In August the California Assembly’s appropriations committee will discuss a state Senate bill (AB 20) to issue work permits to undocumented immigrants working in agriculture. This approach—state-based visa reform—is gaining steam as a viable partial solution to fixing the broken U.S. immigration system. It would also improve agriculture capabilities in the Golden State.

The legal channel for low-skilled immigrants looking for work in agriculture is the H-2A visa. This visa category is uncapped, but the program is so bureaucratically complex that most employers and immigrants won’t even give the legal channel a try. Former Secretary of Labor Elaine Chao went as far to say, “Many who have tried report such bad experiences that they stopped using it altogether.” The failed program chokes off the flow of legal guest workers.

With a barely workable legal system, farmers look to undocumented labor. The Brookings Institution reports that less than 10 percent of the U.S. agricultural workforce is employed through H-2A. Furthermore, the U.S. Department of Labor finds that more than half of farm workers are undocumented immigrants. These workers help bolster an agricultural industry that would otherwise suffer labor shortages thanks to inefficient public policy.

The bill’s sponsor, Assemblyman Luis Alejo, said that growers in Salinas Valley, California, have complained for several years about labor shortages, which result in crops not being harvested in time. Alejo argues that the bill would provide economic stability to the Golden State’s agricultural industry.

The American Farm Bureau Federation reports similar shortages nationwide. Also, in 2013 Agriculture Secretary Tom Vilsack predicted, “In the years to come, the resulting instability in our agricultural workforce threatens productivity on farms and ranches, and impacts rural communities where agriculture is a thriving part of their economies.”
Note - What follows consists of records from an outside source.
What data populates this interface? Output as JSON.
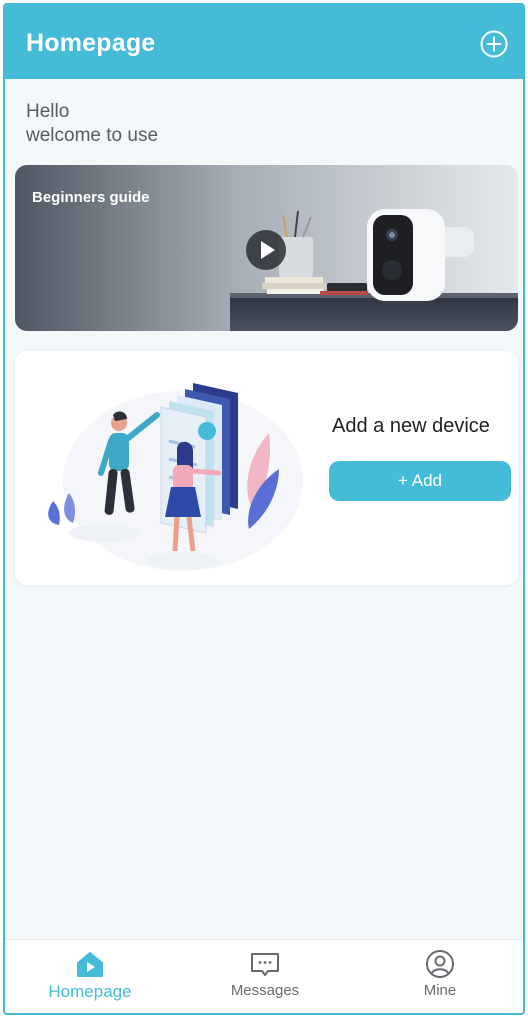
{
  "colors": {
    "accent": "#45bcd7",
    "background": "#f4f8fb",
    "text": "#222222",
    "muted": "#666b70"
  },
  "header": {
    "title": "Homepage",
    "add_icon": "plus-circle-icon"
  },
  "greeting": {
    "line1": "Hello",
    "line2": "welcome to use"
  },
  "banner": {
    "label": "Beginners guide",
    "play_icon": "play-icon"
  },
  "add_card": {
    "title": "Add a new device",
    "button_label": "+ Add"
  },
  "tabbar": {
    "items": [
      {
        "label": "Homepage",
        "icon": "home-icon",
        "active": true
      },
      {
        "label": "Messages",
        "icon": "message-icon",
        "active": false
      },
      {
        "label": "Mine",
        "icon": "user-icon",
        "active": false
      }
    ]
  }
}
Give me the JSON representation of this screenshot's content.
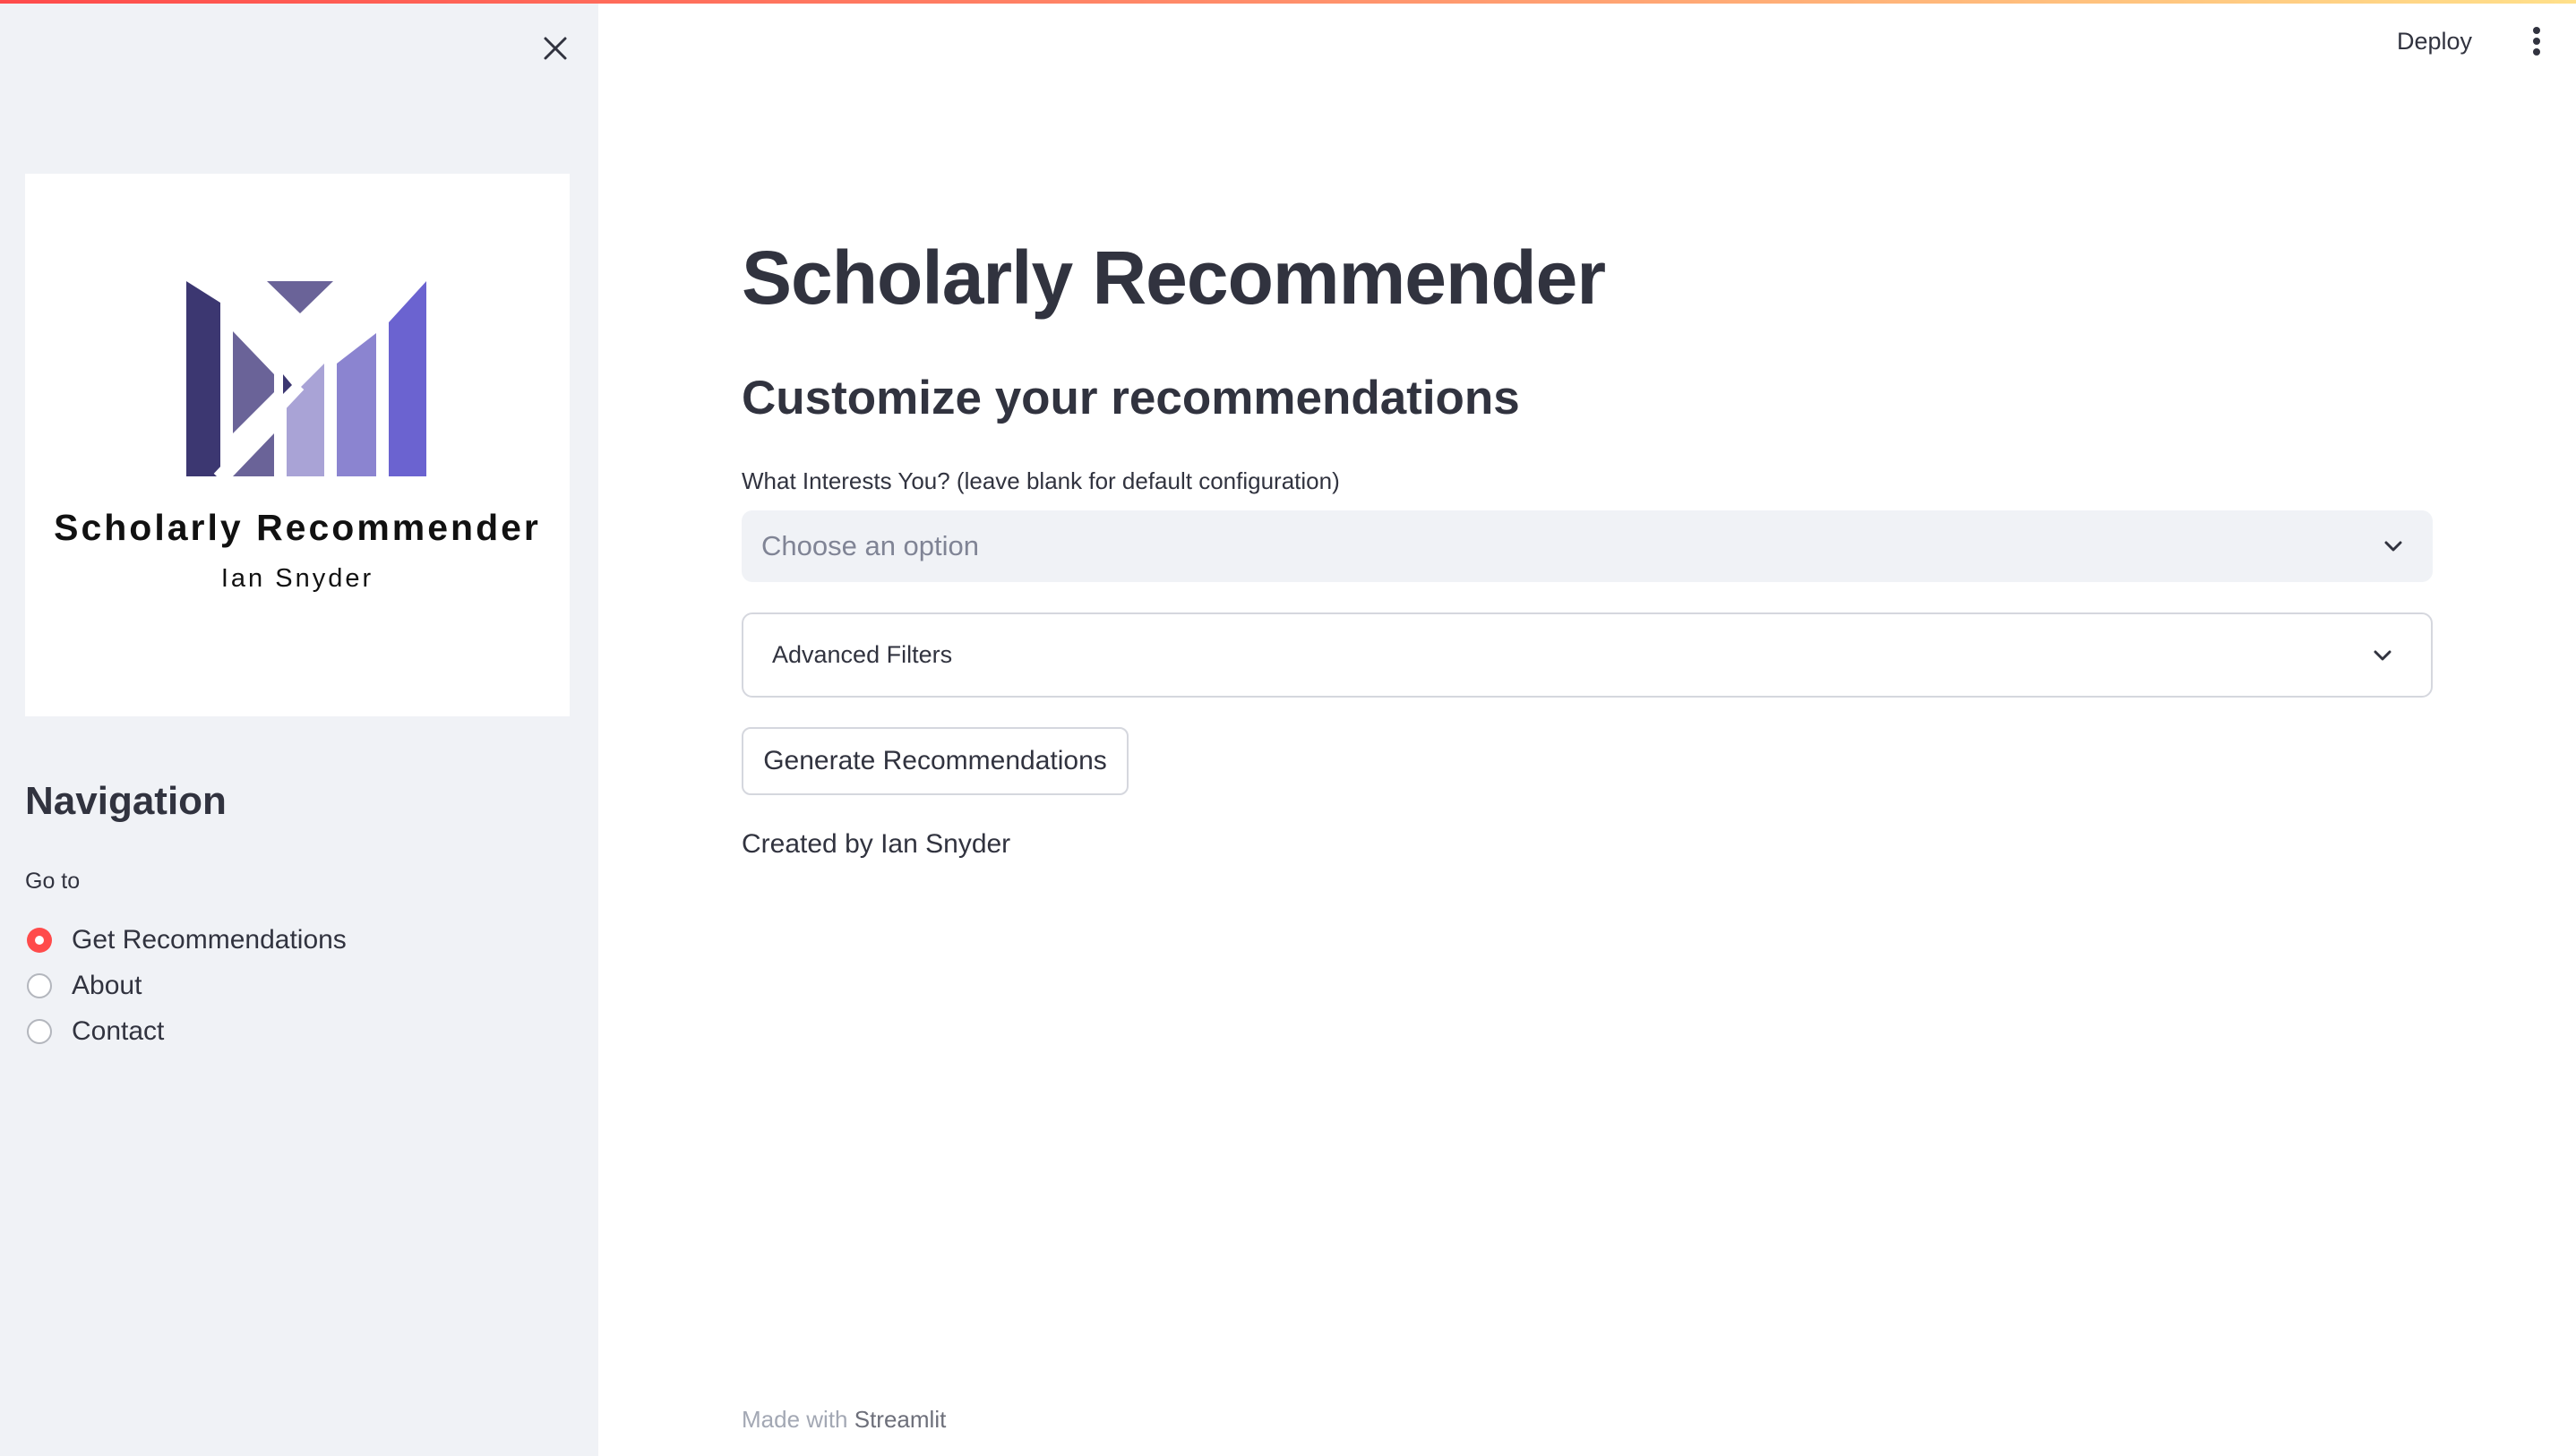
{
  "app": {
    "title": "Scholarly Recommender",
    "accent_colors": [
      "#ff4b4b",
      "#ff8f6b",
      "#ffe08a"
    ]
  },
  "header": {
    "deploy_label": "Deploy",
    "menu_icon": "kebab-menu-icon"
  },
  "sidebar": {
    "close_icon": "close-icon",
    "logo": {
      "title": "Scholarly Recommender",
      "subtitle": "Ian Snyder",
      "colors": [
        "#3c3771",
        "#6a6398",
        "#a9a3d6",
        "#8b84d0",
        "#6b63d0",
        "#7b73c4"
      ]
    },
    "nav_heading": "Navigation",
    "nav_label": "Go to",
    "nav_options": [
      {
        "label": "Get Recommendations",
        "selected": true
      },
      {
        "label": "About",
        "selected": false
      },
      {
        "label": "Contact",
        "selected": false
      }
    ],
    "selected_color": "#ff4b4b"
  },
  "main": {
    "title": "Scholarly Recommender",
    "section_heading": "Customize your recommendations",
    "interests_field": {
      "label": "What Interests You? (leave blank for default configuration)",
      "placeholder": "Choose an option"
    },
    "advanced_filters_label": "Advanced Filters",
    "generate_button_label": "Generate Recommendations",
    "credit": "Created by Ian Snyder"
  },
  "footer": {
    "prefix": "Made with",
    "link": "Streamlit"
  }
}
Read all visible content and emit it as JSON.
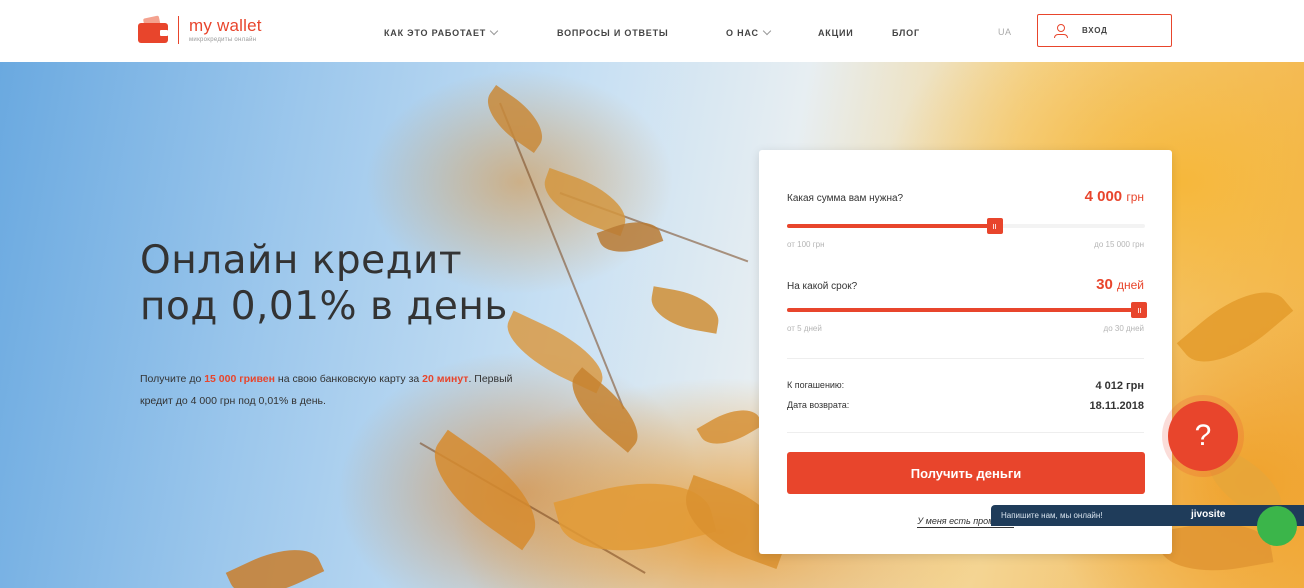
{
  "header": {
    "logo_name": "my wallet",
    "logo_tagline": "микрокредиты онлайн",
    "nav": [
      {
        "label": "КАК ЭТО РАБОТАЕТ",
        "has_dropdown": true
      },
      {
        "label": "ВОПРОСЫ И ОТВЕТЫ",
        "has_dropdown": false
      },
      {
        "label": "О НАС",
        "has_dropdown": true
      },
      {
        "label": "АКЦИИ",
        "has_dropdown": false
      },
      {
        "label": "БЛОГ",
        "has_dropdown": false
      }
    ],
    "lang": "UA",
    "login_label": "ВХОД"
  },
  "hero": {
    "title_line1": "Онлайн кредит",
    "title_line2": "под 0,01% в день",
    "sub_part1": "Получите до ",
    "sub_accent1": "15 000 гривен",
    "sub_part2": " на свою банковскую карту за ",
    "sub_accent2": "20 минут",
    "sub_part3": ". Первый кредит до 4 000 грн под 0,01% в день."
  },
  "calculator": {
    "amount_question": "Какая сумма вам нужна?",
    "amount_value": "4 000",
    "amount_unit": "грн",
    "amount_min_label": "от 100 грн",
    "amount_max_label": "до 15 000 грн",
    "amount_fraction": 0.58,
    "term_question": "На какой срок?",
    "term_value": "30",
    "term_unit": "дней",
    "term_min_label": "от 5 дней",
    "term_max_label": "до 30 дней",
    "term_fraction": 1.0,
    "repay_label": "К погашению:",
    "repay_value": "4 012 грн",
    "return_date_label": "Дата возврата:",
    "return_date_value": "18.11.2018",
    "cta_label": "Получить деньги",
    "promo_label": "У меня есть промокод"
  },
  "help": {
    "symbol": "?"
  },
  "chat": {
    "text": "Напишите нам, мы онлайн!",
    "brand": "jivosite"
  },
  "colors": {
    "accent": "#e8452c",
    "chat_bg": "#1f3c5a",
    "chat_dot": "#3bb54a"
  }
}
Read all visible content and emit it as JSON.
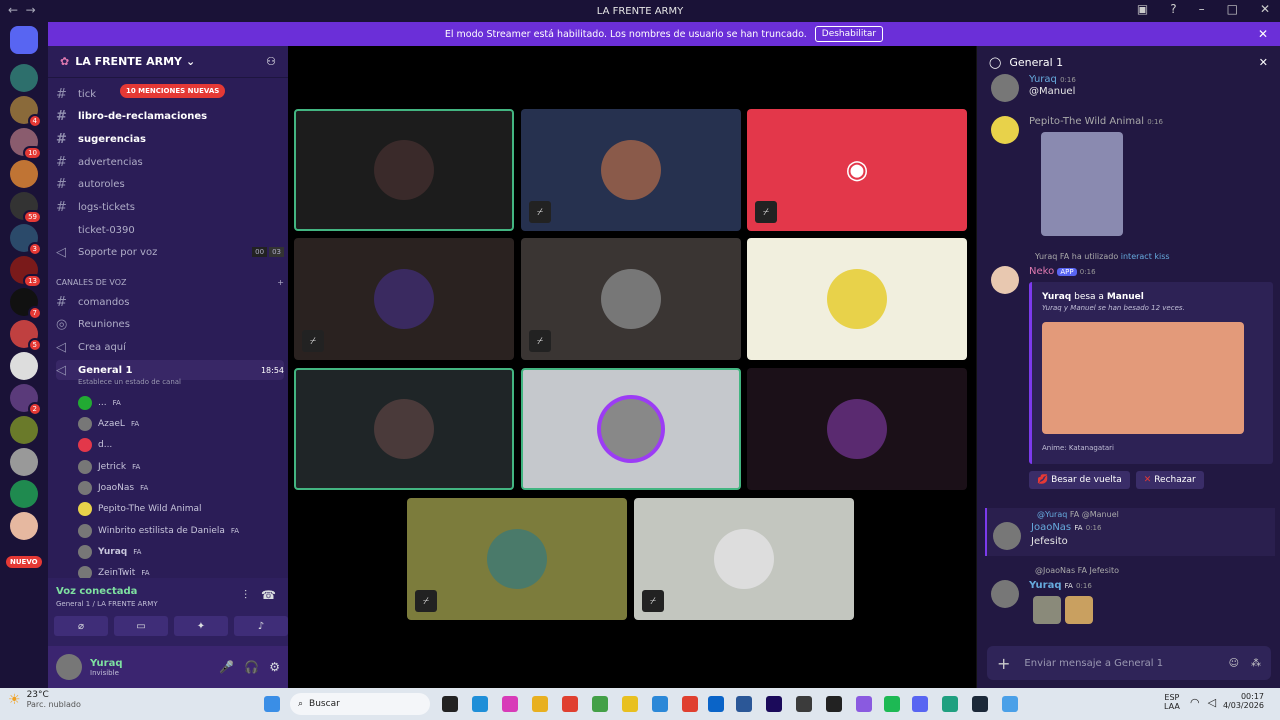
{
  "window": {
    "title": "LA FRENTE ARMY"
  },
  "banner": {
    "text": "El modo Streamer está habilitado. Los nombres de usuario se han truncado.",
    "button": "Deshabilitar"
  },
  "servers": {
    "badges": [
      "4",
      "10",
      "59",
      "3",
      "13",
      "7",
      "5",
      "2"
    ],
    "new_label": "NUEVO"
  },
  "guild": {
    "name": "LA FRENTE ARMY"
  },
  "channels": {
    "mention_pill": "10 MENCIONES NUEVAS",
    "items": [
      {
        "name": "tick"
      },
      {
        "name": "libro-de-reclamaciones"
      },
      {
        "name": "sugerencias"
      },
      {
        "name": "advertencias"
      },
      {
        "name": "autoroles"
      },
      {
        "name": "logs-tickets"
      },
      {
        "name": "ticket-0390"
      },
      {
        "name": "Soporte por voz",
        "a": "00",
        "b": "03"
      }
    ],
    "voice_category": "CANALES DE VOZ",
    "voice_items": [
      "comandos",
      "Reuniones",
      "Crea aquí"
    ],
    "active_voice": {
      "name": "General 1",
      "time": "18:54",
      "status": "Establece un estado de canal"
    },
    "members": [
      {
        "name": "...",
        "tag": "FA"
      },
      {
        "name": "AzaeL",
        "tag": "FA"
      },
      {
        "name": "d...",
        "tag": ""
      },
      {
        "name": "Jetrick",
        "tag": "FA"
      },
      {
        "name": "JoaoNas",
        "tag": "FA"
      },
      {
        "name": "Pepito-The Wild Animal",
        "tag": ""
      },
      {
        "name": "Winbrito estilista de Daniela",
        "tag": "FA"
      },
      {
        "name": "Yuraq",
        "tag": "FA"
      },
      {
        "name": "ZeinTwit",
        "tag": "FA"
      }
    ]
  },
  "voice": {
    "status": "Voz conectada",
    "channel": "General 1 / LA FRENTE ARMY"
  },
  "user": {
    "name": "Yuraq",
    "status": "Invisible"
  },
  "stage": {
    "tiles": [
      {
        "color": "#1c1c1c",
        "border": "#43b581",
        "muted": false
      },
      {
        "color": "#26314f",
        "border": "",
        "muted": true
      },
      {
        "color": "#e3374a",
        "border": "",
        "muted": true,
        "discord": true
      },
      {
        "color": "#2a2220",
        "border": "",
        "muted": true
      },
      {
        "color": "#3a3533",
        "border": "",
        "muted": true
      },
      {
        "color": "#f1efde",
        "border": "",
        "muted": false
      },
      {
        "color": "#1f2527",
        "border": "#43b581",
        "muted": false
      },
      {
        "color": "#c5c8cc",
        "border": "#43b581",
        "muted": false
      },
      {
        "color": "#1b1018",
        "border": "",
        "muted": false
      },
      {
        "color": "#7c7c3c",
        "border": "",
        "muted": true
      },
      {
        "color": "#c3c6bf",
        "border": "",
        "muted": true
      }
    ]
  },
  "chat": {
    "title": "General 1",
    "messages": [
      {
        "name": "Yuraq",
        "time": "0:16",
        "text": "@Manuel"
      },
      {
        "name": "Pepito-The Wild Animal",
        "time": "0:16",
        "text": ""
      },
      {
        "reply_user": "Yuraq",
        "reply_tag": "FA",
        "reply_text": "ha utilizado",
        "cmd": "interact kiss",
        "name": "Neko",
        "app": "APP",
        "time": "0:16"
      },
      {
        "reply_user": "@Yuraq",
        "reply_tag": "FA",
        "reply_text": "@Manuel",
        "name": "JoaoNas",
        "tag": "FA",
        "time": "0:16",
        "text": "Jefesito"
      },
      {
        "reply_user": "@JoaoNas",
        "reply_tag": "FA",
        "reply_text": "Jefesito",
        "name": "Yuraq",
        "tag": "FA",
        "time": "0:16"
      }
    ],
    "embed": {
      "title_a": "Yuraq",
      "title_b": "besa a",
      "title_c": "Manuel",
      "sub": "Yuraq y Manuel se han besado 12 veces.",
      "footer": "Anime: Katanagatari"
    },
    "buttons": [
      "Besar de vuelta",
      "Rechazar"
    ],
    "input_placeholder": "Enviar mensaje a",
    "input_channel": "General 1"
  },
  "taskbar": {
    "weather": "23°C",
    "weather_desc": "Parc. nublado",
    "search": "Buscar",
    "lang": "ESP",
    "lang2": "LAA",
    "time": "00:17",
    "date": "4/03/2026"
  }
}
In 2013 nearly 17 million full- and part-time jobs were related to agriculture, more than nine percent of total U.S. employment.

Despite labor shortages, California agriculture still leads the nation in sales. Mitigating shortages would enable it to produce more and thus support more jobs in food processing, transportation, marketing, food service, etc. The bill would not only help stem labor shortages; it would also enable workers to arrive at the appropriate times in the season, and allow firms to plan with more certainty. In addition, the bill would increase revenues to the states.

Senate Bill AB 20 is supported by more than 15 business and agricultural organizations, including the state Chamber of Commerce and Farm Bureau Federation. The organizations signed a letter supporting the bill, claiming passage would send a message to the federal government to resume comprehensive immigration reform talks.

Support from such groups bodes well for the prospects of state-based reform. California is the latest of 13 states to have pursued state-based visa programs since 2008. With federal reform gridlocked until 2017 at the earliest, other agricultural states ought to follow California and propose similar programs.

Public opinion is in line with states bringing in guest workers and providing legal work status to immigrants. An Immigration Works poll from earlier this year found that nearly 80 percent of Americans hold a favorable view of legal immigration. Nearly 60 percent believe the United States needs more legal immigrants with low skills, with 70 percent supporting a visa program for them. Moreover, 86 percent believe legal immigrants make an important contribution to the U.S. economy.

When respondents were asked to name the first thing that came to mind when they thought of legal immigrant workers, six out of the eight most popular responses were positive. They thought, for example, of the American dream or that immigrants were hard workers. These are the types of workers that will be rewarded with legal status through this bill.

California is home to an estimated 2.7 million undocumented immigrants, the majority of whom have been living in the country more than 10 years. Offering them legal work permits would both help the agricultural sector and bring immigrants out of the shadows.